* [Work to be completed] Scan the records for lines with the string "автора". Say how many there are, and add nothing.

Items from an interface collection:
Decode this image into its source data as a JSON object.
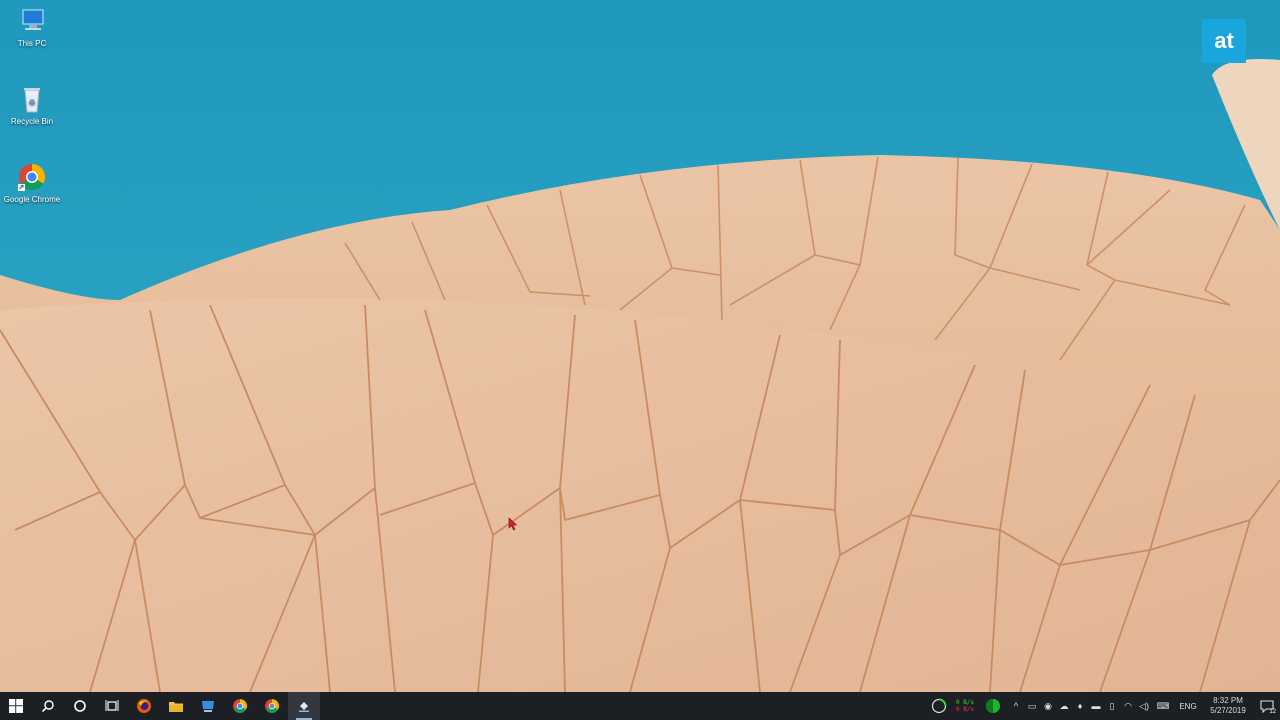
{
  "desktop": {
    "icons": [
      {
        "label": "This PC",
        "icon": "this-pc-icon"
      },
      {
        "label": "Recycle Bin",
        "icon": "recycle-bin-icon"
      },
      {
        "label": "Google Chrome",
        "icon": "chrome-icon"
      }
    ],
    "watermark": "at"
  },
  "taskbar": {
    "pinned": [
      {
        "icon": "start-icon"
      },
      {
        "icon": "search-icon"
      },
      {
        "icon": "cortana-icon"
      },
      {
        "icon": "task-view-icon"
      },
      {
        "icon": "firefox-icon"
      },
      {
        "icon": "file-explorer-icon"
      },
      {
        "icon": "pc-app-icon"
      },
      {
        "icon": "chrome-icon"
      },
      {
        "icon": "chrome-alt-icon"
      },
      {
        "icon": "app-active-icon"
      }
    ],
    "tray": {
      "net_up": "0 B/s",
      "net_down": "0 B/s",
      "language": "ENG",
      "time": "8:32 PM",
      "date": "5/27/2019",
      "notification_count": "12"
    }
  },
  "colors": {
    "sky": "#2aa3c4",
    "shell": "#e8c2a2",
    "seam": "#c98c62",
    "taskbar": "#1c1f24",
    "accent": "#18a6dd"
  }
}
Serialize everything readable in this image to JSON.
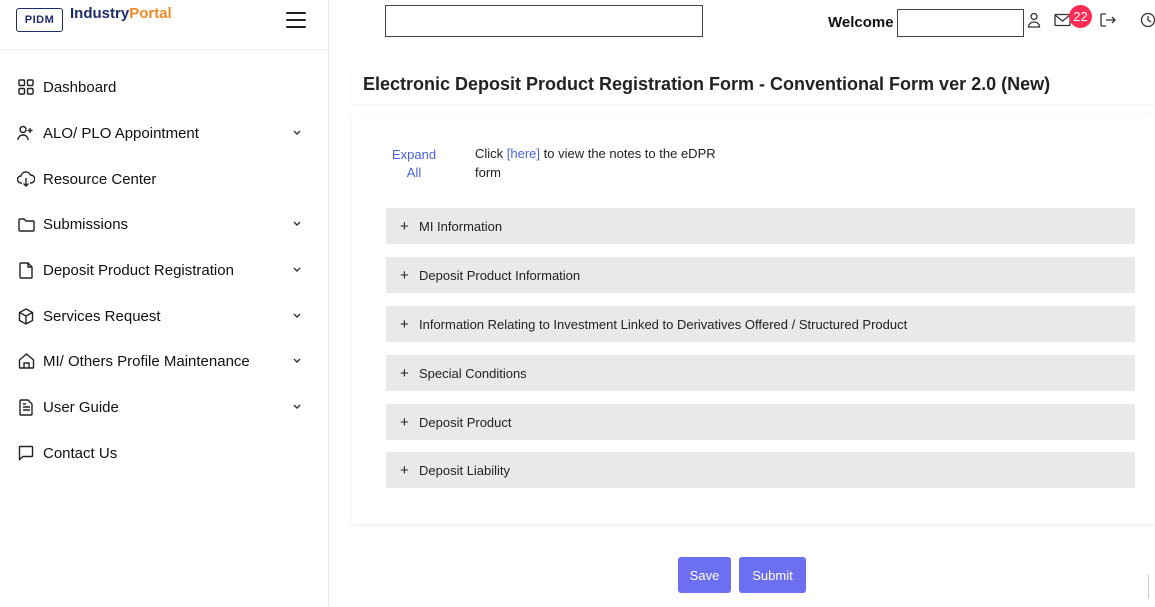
{
  "brand": {
    "logo_text": "PIDM",
    "name_part1": "Industry",
    "name_part2": "Portal"
  },
  "sidebar": {
    "items": [
      {
        "label": "Dashboard",
        "icon": "grid-icon",
        "has_chevron": false
      },
      {
        "label": "ALO/ PLO Appointment",
        "icon": "user-add-icon",
        "has_chevron": true
      },
      {
        "label": "Resource Center",
        "icon": "cloud-download-icon",
        "has_chevron": false
      },
      {
        "label": "Submissions",
        "icon": "folder-icon",
        "has_chevron": true
      },
      {
        "label": "Deposit Product Registration",
        "icon": "document-icon",
        "has_chevron": true
      },
      {
        "label": "Services Request",
        "icon": "cube-icon",
        "has_chevron": true
      },
      {
        "label": "MI/ Others Profile Maintenance",
        "icon": "home-icon",
        "has_chevron": true
      },
      {
        "label": "User Guide",
        "icon": "file-text-icon",
        "has_chevron": true
      },
      {
        "label": "Contact Us",
        "icon": "chat-icon",
        "has_chevron": false
      }
    ]
  },
  "topbar": {
    "search_value": "",
    "welcome_label": "Welcome",
    "welcome_value": "",
    "mail_count": "22"
  },
  "main": {
    "title": "Electronic Deposit Product Registration Form - Conventional Form ver 2.0 (New)",
    "expand_all": "Expand All",
    "notes_prefix": "Click ",
    "notes_link": "[here]",
    "notes_suffix": " to view the notes to the eDPR form",
    "sections": [
      {
        "label": "MI Information"
      },
      {
        "label": "Deposit Product Information"
      },
      {
        "label": "Information Relating to Investment Linked to Derivatives Offered / Structured Product"
      },
      {
        "label": "Special Conditions"
      },
      {
        "label": "Deposit Product"
      },
      {
        "label": "Deposit Liability"
      }
    ],
    "save_label": "Save",
    "submit_label": "Submit"
  },
  "colors": {
    "accent": "#6b6ff0",
    "link": "#4a63e7",
    "badge": "#ff2d55",
    "brand_navy": "#1f2a6b",
    "brand_orange": "#f08a24"
  }
}
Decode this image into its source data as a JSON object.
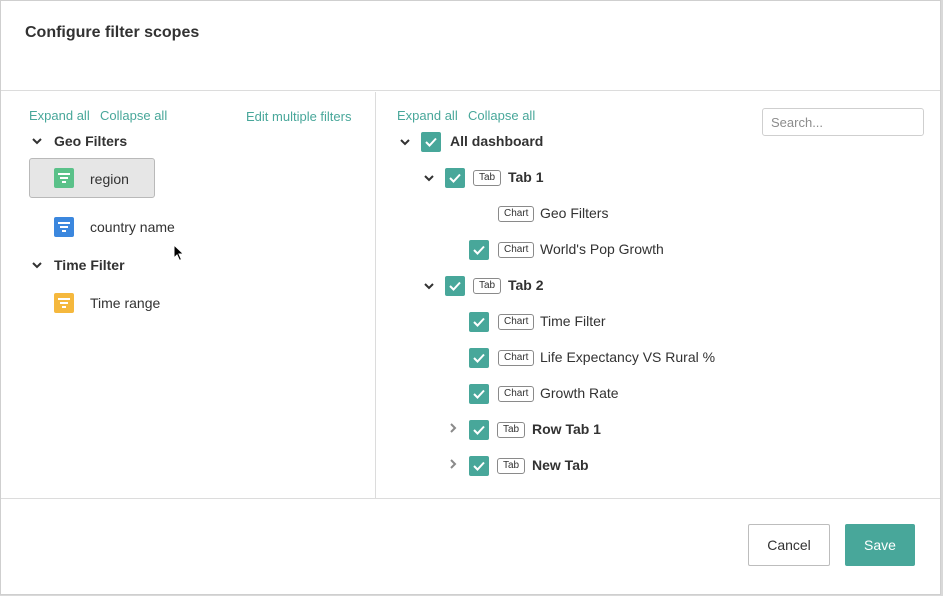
{
  "modal": {
    "title": "Configure filter scopes"
  },
  "left": {
    "expand_all": "Expand all",
    "collapse_all": "Collapse all",
    "edit_multiple": "Edit multiple filters",
    "groups": [
      {
        "label": "Geo Filters",
        "items": [
          {
            "label": "region",
            "icon": "filter-icon-green",
            "color": "#5ac189",
            "selected": true
          },
          {
            "label": "country name",
            "icon": "filter-icon-blue",
            "color": "#3b87de",
            "selected": false
          }
        ]
      },
      {
        "label": "Time Filter",
        "items": [
          {
            "label": "Time range",
            "icon": "filter-icon-yellow",
            "color": "#f5b83d",
            "selected": false
          }
        ]
      }
    ]
  },
  "right": {
    "expand_all": "Expand all",
    "collapse_all": "Collapse all",
    "search_placeholder": "Search...",
    "tree": {
      "root": "All dashboard",
      "tab_badge": "Tab",
      "chart_badge": "Chart",
      "tab1": {
        "label": "Tab 1",
        "charts": [
          {
            "label": "Geo Filters",
            "checked": false
          },
          {
            "label": "World's Pop Growth",
            "checked": true
          }
        ]
      },
      "tab2": {
        "label": "Tab 2",
        "charts": [
          {
            "label": "Time Filter",
            "checked": true
          },
          {
            "label": "Life Expectancy VS Rural %",
            "checked": true
          },
          {
            "label": "Growth Rate",
            "checked": true
          }
        ],
        "subtabs": [
          {
            "label": "Row Tab 1",
            "checked": true
          },
          {
            "label": "New Tab",
            "checked": true
          }
        ]
      }
    }
  },
  "footer": {
    "cancel": "Cancel",
    "save": "Save"
  },
  "colors": {
    "accent": "#48a79a"
  }
}
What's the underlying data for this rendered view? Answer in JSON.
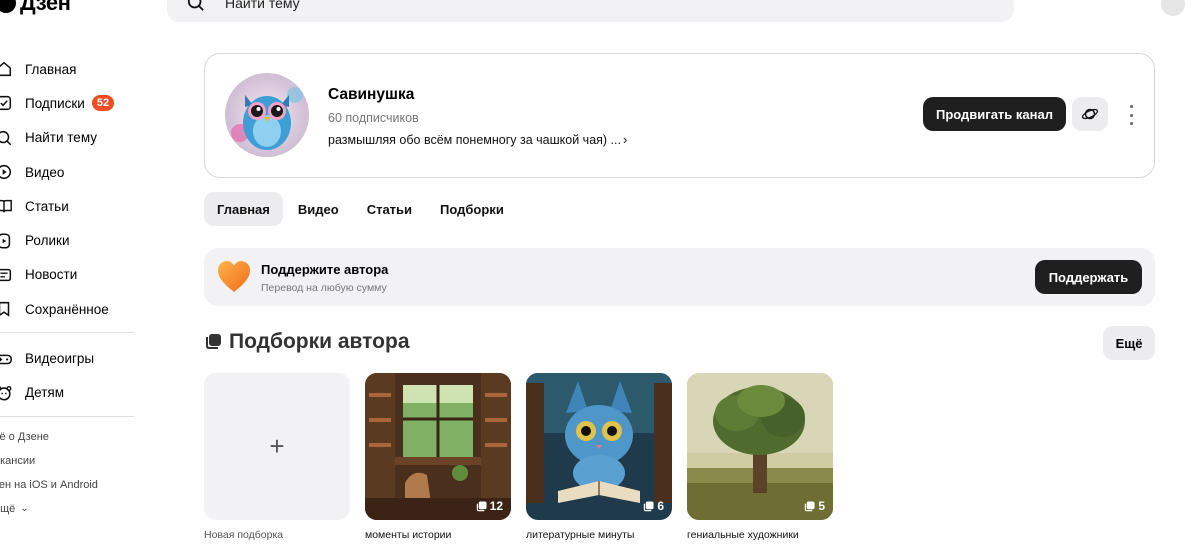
{
  "header": {
    "logo_text": "Дзен",
    "search_placeholder": "Найти тему"
  },
  "sidebar": {
    "items": [
      {
        "label": "Главная",
        "icon": "home-icon"
      },
      {
        "label": "Подписки",
        "icon": "subscriptions-icon",
        "badge": "52"
      },
      {
        "label": "Найти тему",
        "icon": "search-icon"
      },
      {
        "label": "Видео",
        "icon": "video-icon"
      },
      {
        "label": "Статьи",
        "icon": "articles-icon"
      },
      {
        "label": "Ролики",
        "icon": "clips-icon"
      },
      {
        "label": "Новости",
        "icon": "news-icon"
      },
      {
        "label": "Сохранённое",
        "icon": "bookmark-icon"
      }
    ],
    "items2": [
      {
        "label": "Видеоигры",
        "icon": "gamepad-icon"
      },
      {
        "label": "Детям",
        "icon": "kids-icon"
      }
    ],
    "footer": [
      "сё о Дзене",
      "акансии",
      "зен на iOS и Android",
      "ещё"
    ]
  },
  "channel": {
    "name": "Савинушка",
    "subscribers": "60 подписчиков",
    "description": "размышляя обо всём понемногу за чашкой чая) ...",
    "promote_label": "Продвигать канал"
  },
  "tabs": [
    "Главная",
    "Видео",
    "Статьи",
    "Подборки"
  ],
  "support": {
    "title": "Поддержите автора",
    "subtitle": "Перевод на любую сумму",
    "button": "Поддержать"
  },
  "collections": {
    "title": "Подборки автора",
    "more": "Ещё",
    "new_label": "Новая подборка",
    "items": [
      {
        "caption": "моменты истории",
        "count": "12"
      },
      {
        "caption": "литературные минуты",
        "count": "6"
      },
      {
        "caption": "гениальные художники",
        "count": "5"
      }
    ]
  },
  "colors": {
    "accent_badge": "#f04b22",
    "dark_button": "#1f1f1f",
    "light_surface": "#f2f2f4"
  }
}
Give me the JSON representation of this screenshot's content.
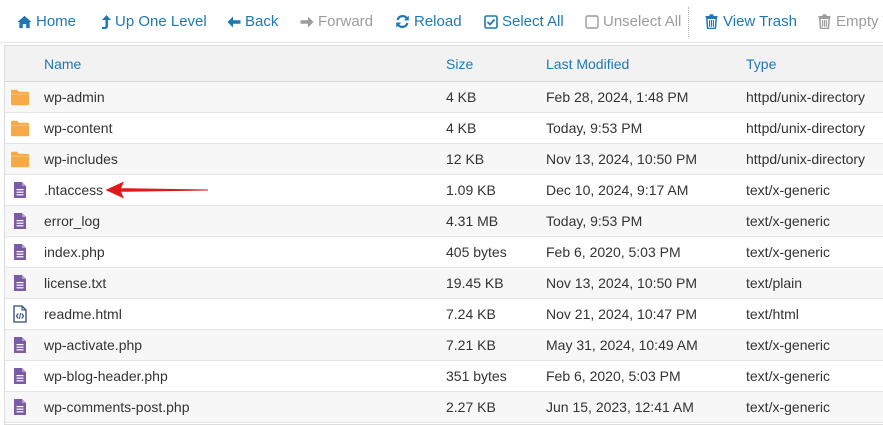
{
  "toolbar": {
    "buttons": [
      {
        "label": "Home",
        "icon": "home-icon",
        "state": "active"
      },
      {
        "label": "Up One Level",
        "icon": "up-arrow-icon",
        "state": "active"
      },
      {
        "label": "Back",
        "icon": "back-arrow-icon",
        "state": "active"
      },
      {
        "label": "Forward",
        "icon": "forward-arrow-icon",
        "state": "disabled"
      },
      {
        "label": "Reload",
        "icon": "reload-icon",
        "state": "active"
      },
      {
        "label": "Select All",
        "icon": "checkbox-checked-icon",
        "state": "active"
      },
      {
        "label": "Unselect All",
        "icon": "checkbox-empty-icon",
        "state": "disabled"
      },
      {
        "label": "View Trash",
        "icon": "trash-icon",
        "state": "active"
      },
      {
        "label": "Empty T",
        "icon": "trash-icon",
        "state": "disabled"
      }
    ]
  },
  "table": {
    "columns": [
      "Name",
      "Size",
      "Last Modified",
      "Type"
    ],
    "rows": [
      {
        "name": "wp-admin",
        "size": "4 KB",
        "modified": "Feb 28, 2024, 1:48 PM",
        "type": "httpd/unix-directory",
        "icon": "folder-icon"
      },
      {
        "name": "wp-content",
        "size": "4 KB",
        "modified": "Today, 9:53 PM",
        "type": "httpd/unix-directory",
        "icon": "folder-icon"
      },
      {
        "name": "wp-includes",
        "size": "12 KB",
        "modified": "Nov 13, 2024, 10:50 PM",
        "type": "httpd/unix-directory",
        "icon": "folder-icon"
      },
      {
        "name": ".htaccess",
        "size": "1.09 KB",
        "modified": "Dec 10, 2024, 9:17 AM",
        "type": "text/x-generic",
        "icon": "text-file-icon"
      },
      {
        "name": "error_log",
        "size": "4.31 MB",
        "modified": "Today, 9:53 PM",
        "type": "text/x-generic",
        "icon": "text-file-icon"
      },
      {
        "name": "index.php",
        "size": "405 bytes",
        "modified": "Feb 6, 2020, 5:03 PM",
        "type": "text/x-generic",
        "icon": "text-file-icon"
      },
      {
        "name": "license.txt",
        "size": "19.45 KB",
        "modified": "Nov 13, 2024, 10:50 PM",
        "type": "text/plain",
        "icon": "text-file-icon"
      },
      {
        "name": "readme.html",
        "size": "7.24 KB",
        "modified": "Nov 21, 2024, 10:47 PM",
        "type": "text/html",
        "icon": "html-file-icon"
      },
      {
        "name": "wp-activate.php",
        "size": "7.21 KB",
        "modified": "May 31, 2024, 10:49 AM",
        "type": "text/x-generic",
        "icon": "text-file-icon"
      },
      {
        "name": "wp-blog-header.php",
        "size": "351 bytes",
        "modified": "Feb 6, 2020, 5:03 PM",
        "type": "text/x-generic",
        "icon": "text-file-icon"
      },
      {
        "name": "wp-comments-post.php",
        "size": "2.27 KB",
        "modified": "Jun 15, 2023, 12:41 AM",
        "type": "text/x-generic",
        "icon": "text-file-icon"
      }
    ]
  },
  "colors": {
    "link_blue": "#1f78b4",
    "disabled_gray": "#9c9c9c",
    "folder_orange": "#f7a948",
    "file_purple": "#7b5aa6",
    "annotation_red": "#e0191b"
  }
}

* [Answer box] 2